Indicating the frustration and siege mentality which are spreading in government circles, the right-wing newspaper Le Figaro wrote, “If he wants to win, Raffarin ... must make reforms, but without really looking like he is—opposition is that strong.” The unclear and contradictory comments of union officials and in the press concerning the planned privatizations of Air France, Electricité de France (EDF) and Gaz de France (GDF)—the national electricity and natural gas companies—demonstrate the unease of the government, the CEOs and the union tops.
Le Monde quoted CFDT and CGT union officials at Air France who disingenuously claimed that “we don’t know whose interests Air France [privatization] would serve” or that such privatizations would be “useless.” Le Monde concluded that unions were not “openly hostile” to privatization. Only two sentences later, Le Monde quoted a union official who gave expression to employees’ fears, saying that Raffarin “seems to favor the unfair competition of low-price airlines.”
L’Express perhaps provided the most blatant example of self-contradiction in its articles concerning the privatization of EDF. In an interview with François Roussely—the executive installed by the former government of PS (Socialist Party) Prime Minister Lionel Jospin to oversee the privatization of the electricity company—the journalist remarked that EDF workers “are not hostile to the opening [of EDF’s capital to the private sector].”
At the same time, L’Express published the results of an opinion poll carried out for Roussely which directly contradicted this claim, reporting that 51 percent of personnel were opposed to opening up EDF’s capital, 64 percent declared that they were ready to strike, and 71 percent that they were ready to demonstrate.
The Raffarin government is caught between the increasing opposition of the working class and the insistence of ruling circles that it maintain its policies.
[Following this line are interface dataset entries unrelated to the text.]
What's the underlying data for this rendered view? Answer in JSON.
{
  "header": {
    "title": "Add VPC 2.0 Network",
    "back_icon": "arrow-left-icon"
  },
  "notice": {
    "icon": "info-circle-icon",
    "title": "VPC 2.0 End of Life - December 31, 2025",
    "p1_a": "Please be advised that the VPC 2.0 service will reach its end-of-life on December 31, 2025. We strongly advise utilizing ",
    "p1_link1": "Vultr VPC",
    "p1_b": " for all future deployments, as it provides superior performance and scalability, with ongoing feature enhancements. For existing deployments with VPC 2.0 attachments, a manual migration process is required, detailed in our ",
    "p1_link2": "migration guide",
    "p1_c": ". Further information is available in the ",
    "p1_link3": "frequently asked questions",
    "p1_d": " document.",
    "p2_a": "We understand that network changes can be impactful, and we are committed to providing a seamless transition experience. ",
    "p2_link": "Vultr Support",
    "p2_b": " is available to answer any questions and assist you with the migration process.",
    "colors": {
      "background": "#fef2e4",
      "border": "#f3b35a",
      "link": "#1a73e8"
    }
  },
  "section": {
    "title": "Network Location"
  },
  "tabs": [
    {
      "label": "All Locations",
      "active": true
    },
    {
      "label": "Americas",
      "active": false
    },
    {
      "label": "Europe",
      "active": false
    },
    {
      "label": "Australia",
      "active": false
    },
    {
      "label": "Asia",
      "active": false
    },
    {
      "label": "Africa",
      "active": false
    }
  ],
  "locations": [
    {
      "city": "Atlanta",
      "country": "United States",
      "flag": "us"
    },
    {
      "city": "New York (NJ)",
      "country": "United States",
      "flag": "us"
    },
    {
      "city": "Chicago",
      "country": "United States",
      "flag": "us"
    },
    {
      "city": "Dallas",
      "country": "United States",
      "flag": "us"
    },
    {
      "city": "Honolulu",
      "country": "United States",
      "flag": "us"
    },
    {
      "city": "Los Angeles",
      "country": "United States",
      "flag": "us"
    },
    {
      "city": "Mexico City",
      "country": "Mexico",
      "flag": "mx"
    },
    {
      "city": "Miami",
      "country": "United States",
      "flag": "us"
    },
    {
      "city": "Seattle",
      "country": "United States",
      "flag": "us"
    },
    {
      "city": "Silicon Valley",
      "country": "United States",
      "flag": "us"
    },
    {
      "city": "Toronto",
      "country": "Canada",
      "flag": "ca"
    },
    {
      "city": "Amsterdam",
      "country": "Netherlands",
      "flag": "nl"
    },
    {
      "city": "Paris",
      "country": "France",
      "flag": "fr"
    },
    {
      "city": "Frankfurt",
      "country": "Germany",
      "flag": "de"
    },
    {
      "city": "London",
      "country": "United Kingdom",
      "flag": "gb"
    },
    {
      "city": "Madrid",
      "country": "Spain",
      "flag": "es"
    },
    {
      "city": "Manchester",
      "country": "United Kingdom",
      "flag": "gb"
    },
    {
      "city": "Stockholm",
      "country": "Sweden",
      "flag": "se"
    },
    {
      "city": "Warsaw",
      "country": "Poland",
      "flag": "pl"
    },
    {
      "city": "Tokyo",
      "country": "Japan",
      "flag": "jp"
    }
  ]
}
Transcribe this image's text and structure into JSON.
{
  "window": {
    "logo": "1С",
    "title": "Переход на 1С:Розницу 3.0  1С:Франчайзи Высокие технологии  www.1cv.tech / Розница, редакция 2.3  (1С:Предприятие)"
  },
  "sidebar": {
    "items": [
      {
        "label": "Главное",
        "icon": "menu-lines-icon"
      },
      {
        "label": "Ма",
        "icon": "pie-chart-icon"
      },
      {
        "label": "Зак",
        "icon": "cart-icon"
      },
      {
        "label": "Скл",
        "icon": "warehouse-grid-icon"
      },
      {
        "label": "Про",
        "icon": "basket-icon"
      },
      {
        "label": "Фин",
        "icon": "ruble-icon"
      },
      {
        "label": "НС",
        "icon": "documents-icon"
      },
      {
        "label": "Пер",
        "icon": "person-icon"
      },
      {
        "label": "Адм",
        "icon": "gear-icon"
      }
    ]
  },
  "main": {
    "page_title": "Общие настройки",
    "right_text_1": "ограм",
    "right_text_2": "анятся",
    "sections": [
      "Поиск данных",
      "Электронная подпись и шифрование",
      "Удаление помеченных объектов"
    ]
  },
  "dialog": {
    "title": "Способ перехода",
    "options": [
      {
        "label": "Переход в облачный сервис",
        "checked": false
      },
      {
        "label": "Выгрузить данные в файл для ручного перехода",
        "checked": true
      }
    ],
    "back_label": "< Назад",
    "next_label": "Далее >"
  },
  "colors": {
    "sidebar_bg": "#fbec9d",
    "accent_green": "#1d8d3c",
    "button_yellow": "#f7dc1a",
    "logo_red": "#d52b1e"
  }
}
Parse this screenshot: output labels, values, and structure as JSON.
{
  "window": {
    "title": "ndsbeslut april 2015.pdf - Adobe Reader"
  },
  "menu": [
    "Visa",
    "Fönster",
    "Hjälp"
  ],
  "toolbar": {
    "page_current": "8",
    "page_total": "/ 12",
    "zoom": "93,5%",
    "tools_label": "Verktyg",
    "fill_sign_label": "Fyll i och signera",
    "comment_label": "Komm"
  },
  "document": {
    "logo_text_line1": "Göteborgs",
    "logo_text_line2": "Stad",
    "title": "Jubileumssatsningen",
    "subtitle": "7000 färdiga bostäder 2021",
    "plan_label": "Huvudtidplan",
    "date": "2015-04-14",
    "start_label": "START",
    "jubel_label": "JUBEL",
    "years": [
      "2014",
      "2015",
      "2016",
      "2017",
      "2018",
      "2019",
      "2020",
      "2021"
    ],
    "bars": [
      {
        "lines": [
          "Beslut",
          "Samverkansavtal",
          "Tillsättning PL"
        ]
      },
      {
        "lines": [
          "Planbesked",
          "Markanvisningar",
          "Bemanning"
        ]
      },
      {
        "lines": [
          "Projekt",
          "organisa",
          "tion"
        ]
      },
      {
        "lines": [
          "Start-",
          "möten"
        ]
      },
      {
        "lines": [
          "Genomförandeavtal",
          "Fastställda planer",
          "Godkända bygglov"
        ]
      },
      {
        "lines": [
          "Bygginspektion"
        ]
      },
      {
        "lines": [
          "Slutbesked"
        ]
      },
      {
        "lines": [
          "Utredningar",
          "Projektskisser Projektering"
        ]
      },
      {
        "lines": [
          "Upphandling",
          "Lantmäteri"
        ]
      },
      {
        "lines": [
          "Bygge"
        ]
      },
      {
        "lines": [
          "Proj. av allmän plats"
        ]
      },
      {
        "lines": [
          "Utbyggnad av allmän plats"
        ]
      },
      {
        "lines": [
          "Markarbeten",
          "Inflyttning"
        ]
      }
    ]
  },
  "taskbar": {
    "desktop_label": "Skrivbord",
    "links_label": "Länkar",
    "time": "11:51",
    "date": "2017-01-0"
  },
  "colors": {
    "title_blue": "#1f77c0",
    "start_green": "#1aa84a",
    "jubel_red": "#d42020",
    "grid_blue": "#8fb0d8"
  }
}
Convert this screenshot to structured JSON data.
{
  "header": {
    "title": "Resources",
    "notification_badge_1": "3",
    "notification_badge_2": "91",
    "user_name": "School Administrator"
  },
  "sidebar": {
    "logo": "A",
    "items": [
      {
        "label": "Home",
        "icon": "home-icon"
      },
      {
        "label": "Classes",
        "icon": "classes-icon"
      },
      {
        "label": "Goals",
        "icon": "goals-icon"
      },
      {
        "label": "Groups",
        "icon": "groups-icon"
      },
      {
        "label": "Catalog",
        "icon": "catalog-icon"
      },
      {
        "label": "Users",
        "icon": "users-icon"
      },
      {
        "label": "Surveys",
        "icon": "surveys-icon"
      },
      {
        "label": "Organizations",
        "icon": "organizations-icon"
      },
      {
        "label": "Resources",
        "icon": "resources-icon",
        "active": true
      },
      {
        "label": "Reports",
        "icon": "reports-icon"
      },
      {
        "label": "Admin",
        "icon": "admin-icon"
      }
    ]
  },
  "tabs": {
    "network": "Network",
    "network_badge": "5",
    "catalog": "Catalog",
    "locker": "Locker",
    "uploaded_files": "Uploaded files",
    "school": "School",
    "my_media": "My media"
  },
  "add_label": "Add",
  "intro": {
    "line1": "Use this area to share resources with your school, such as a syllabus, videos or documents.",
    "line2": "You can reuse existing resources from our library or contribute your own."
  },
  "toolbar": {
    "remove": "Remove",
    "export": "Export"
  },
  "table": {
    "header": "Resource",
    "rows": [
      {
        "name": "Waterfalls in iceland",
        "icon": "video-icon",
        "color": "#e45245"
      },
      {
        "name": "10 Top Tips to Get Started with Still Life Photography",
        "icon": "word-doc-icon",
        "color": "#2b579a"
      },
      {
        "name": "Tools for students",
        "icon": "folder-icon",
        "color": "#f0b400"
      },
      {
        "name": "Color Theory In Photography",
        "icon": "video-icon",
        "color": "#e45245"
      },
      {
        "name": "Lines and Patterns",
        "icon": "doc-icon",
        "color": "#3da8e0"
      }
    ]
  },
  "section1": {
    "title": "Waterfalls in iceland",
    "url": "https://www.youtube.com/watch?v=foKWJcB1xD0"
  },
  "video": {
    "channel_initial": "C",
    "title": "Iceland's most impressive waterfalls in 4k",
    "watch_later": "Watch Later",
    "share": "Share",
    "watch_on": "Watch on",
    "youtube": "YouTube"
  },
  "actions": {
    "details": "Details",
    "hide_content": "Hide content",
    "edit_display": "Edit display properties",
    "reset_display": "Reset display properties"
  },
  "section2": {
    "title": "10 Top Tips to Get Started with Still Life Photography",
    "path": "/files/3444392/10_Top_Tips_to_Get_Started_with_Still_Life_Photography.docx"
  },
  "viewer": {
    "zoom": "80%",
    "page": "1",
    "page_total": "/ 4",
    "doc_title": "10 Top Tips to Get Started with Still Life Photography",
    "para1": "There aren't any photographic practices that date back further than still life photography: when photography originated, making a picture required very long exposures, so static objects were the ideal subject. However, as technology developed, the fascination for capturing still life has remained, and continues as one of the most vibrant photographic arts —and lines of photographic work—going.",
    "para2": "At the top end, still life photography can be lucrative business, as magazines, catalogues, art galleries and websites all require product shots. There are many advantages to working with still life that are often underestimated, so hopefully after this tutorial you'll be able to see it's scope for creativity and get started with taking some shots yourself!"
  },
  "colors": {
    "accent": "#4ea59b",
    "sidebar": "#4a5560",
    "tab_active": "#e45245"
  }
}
Despite its attempts to hide or confuse the public as to its intentions, the government will find it increasingly difficult to cover up its politics of austerity and repression.